Lines containing the word "theme" are to be copied from the data below.

____ Records supplied

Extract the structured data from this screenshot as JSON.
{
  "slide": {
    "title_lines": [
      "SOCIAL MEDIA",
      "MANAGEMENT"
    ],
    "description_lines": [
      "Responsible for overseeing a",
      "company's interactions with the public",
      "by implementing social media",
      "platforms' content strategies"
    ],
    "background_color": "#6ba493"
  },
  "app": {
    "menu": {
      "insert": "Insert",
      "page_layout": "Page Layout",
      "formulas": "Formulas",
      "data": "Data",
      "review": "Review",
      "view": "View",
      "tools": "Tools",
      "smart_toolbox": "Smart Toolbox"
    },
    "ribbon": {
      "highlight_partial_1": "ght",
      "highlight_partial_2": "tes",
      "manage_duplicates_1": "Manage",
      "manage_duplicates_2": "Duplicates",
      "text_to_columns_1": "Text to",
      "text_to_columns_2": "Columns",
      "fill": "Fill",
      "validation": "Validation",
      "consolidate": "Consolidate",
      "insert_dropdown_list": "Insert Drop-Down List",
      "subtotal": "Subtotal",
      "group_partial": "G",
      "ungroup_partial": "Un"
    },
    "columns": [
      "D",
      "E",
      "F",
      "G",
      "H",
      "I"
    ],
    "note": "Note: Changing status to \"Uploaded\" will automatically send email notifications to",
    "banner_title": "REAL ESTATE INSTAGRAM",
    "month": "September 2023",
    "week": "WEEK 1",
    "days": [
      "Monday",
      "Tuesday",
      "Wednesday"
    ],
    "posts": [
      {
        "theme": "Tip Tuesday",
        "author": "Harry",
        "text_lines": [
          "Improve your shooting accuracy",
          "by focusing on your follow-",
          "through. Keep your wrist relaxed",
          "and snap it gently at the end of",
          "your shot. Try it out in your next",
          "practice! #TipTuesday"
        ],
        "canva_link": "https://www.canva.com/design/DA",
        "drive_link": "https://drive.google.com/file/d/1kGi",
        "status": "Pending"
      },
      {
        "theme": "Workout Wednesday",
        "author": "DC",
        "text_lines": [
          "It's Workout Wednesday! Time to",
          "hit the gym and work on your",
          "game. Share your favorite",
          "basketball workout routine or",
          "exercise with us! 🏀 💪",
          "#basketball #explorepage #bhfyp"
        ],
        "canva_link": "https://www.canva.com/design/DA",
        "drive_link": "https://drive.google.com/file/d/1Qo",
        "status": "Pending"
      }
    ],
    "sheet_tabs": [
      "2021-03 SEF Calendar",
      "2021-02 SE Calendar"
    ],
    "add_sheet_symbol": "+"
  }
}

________

Completed exercise ▸
        "theme": "Tip Tuesday",
        "theme": "Workout Wednesday",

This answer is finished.